> [WHAT IS NEEDED]
From the records below, determine the number of lines containing "Page". Output that number alone.

> [RECORDS SUPPLIED]
= = = = = = =

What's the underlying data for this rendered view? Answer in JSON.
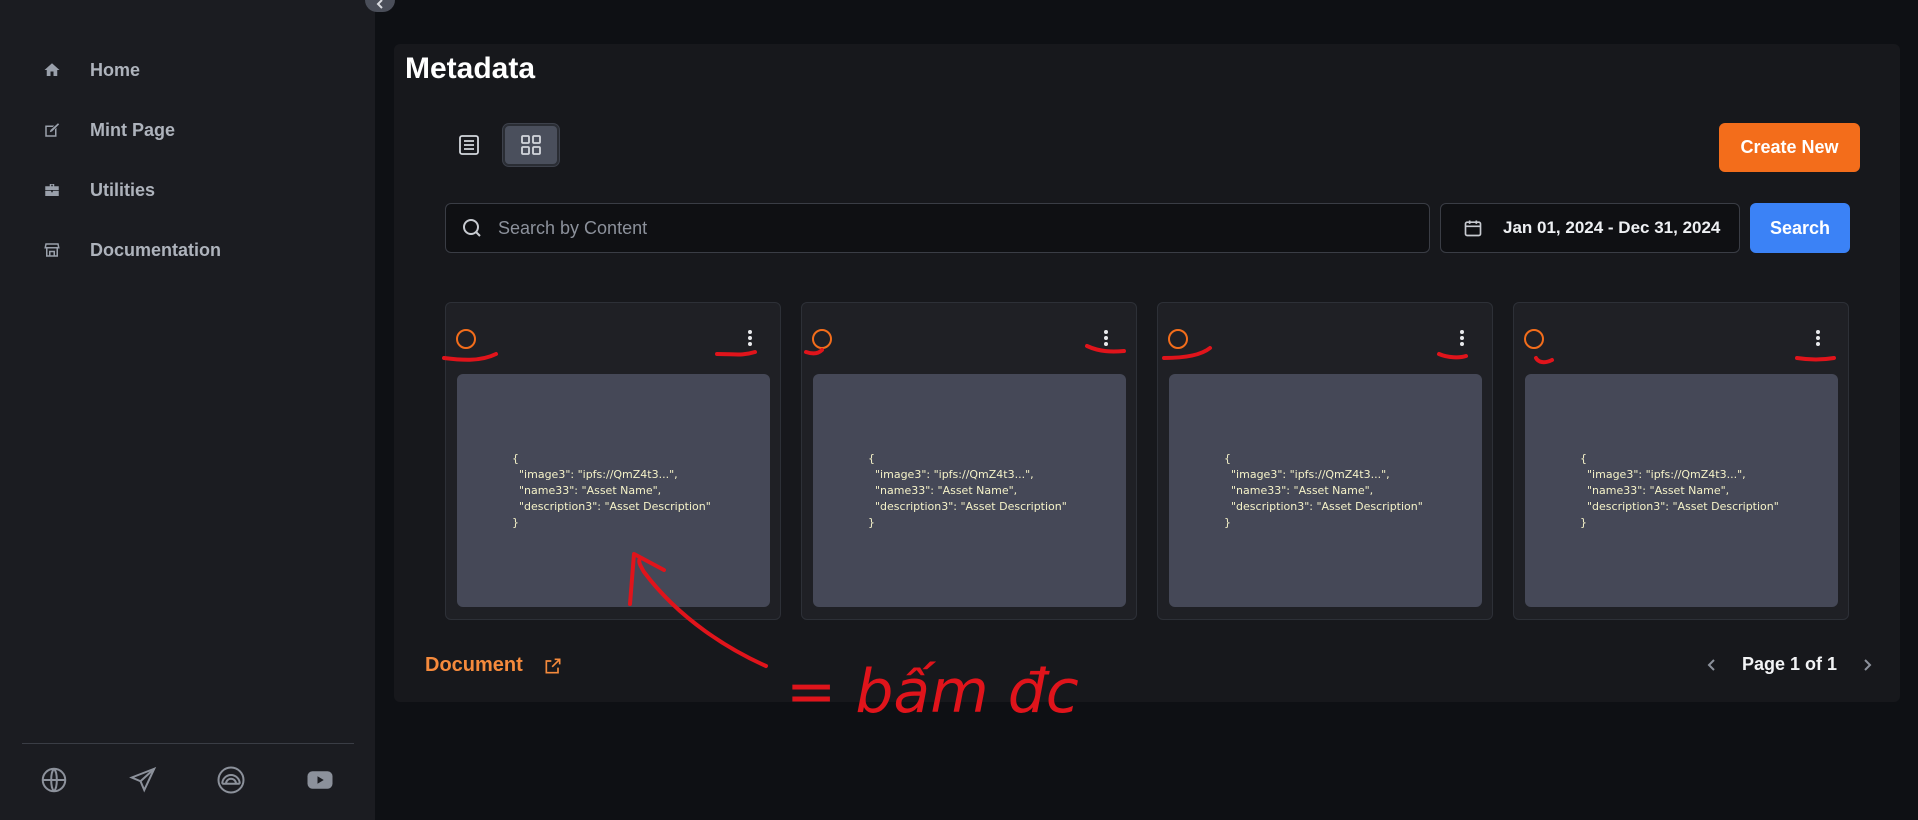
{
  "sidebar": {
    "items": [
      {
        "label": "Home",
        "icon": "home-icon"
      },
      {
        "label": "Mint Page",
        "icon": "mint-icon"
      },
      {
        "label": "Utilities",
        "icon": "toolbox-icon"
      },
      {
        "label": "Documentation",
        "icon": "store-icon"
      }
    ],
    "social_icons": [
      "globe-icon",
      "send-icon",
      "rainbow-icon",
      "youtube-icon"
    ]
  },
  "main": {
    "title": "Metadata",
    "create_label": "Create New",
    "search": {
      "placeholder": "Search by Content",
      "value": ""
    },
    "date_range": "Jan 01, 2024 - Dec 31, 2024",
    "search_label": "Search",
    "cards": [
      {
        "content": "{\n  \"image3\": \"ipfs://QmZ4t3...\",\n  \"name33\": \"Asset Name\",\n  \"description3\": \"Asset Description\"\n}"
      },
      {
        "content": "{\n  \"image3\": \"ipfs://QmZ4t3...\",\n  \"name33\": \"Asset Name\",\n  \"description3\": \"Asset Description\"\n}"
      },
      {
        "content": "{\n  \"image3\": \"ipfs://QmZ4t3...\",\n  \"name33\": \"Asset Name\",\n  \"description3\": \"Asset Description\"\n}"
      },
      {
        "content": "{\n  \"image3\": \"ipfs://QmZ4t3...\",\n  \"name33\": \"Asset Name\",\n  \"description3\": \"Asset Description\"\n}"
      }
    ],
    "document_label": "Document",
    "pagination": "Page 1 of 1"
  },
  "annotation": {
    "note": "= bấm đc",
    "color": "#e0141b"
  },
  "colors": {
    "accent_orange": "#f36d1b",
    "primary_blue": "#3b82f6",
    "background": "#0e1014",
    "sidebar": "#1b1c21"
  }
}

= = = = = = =

> [EXERCISE RESPONSE]
2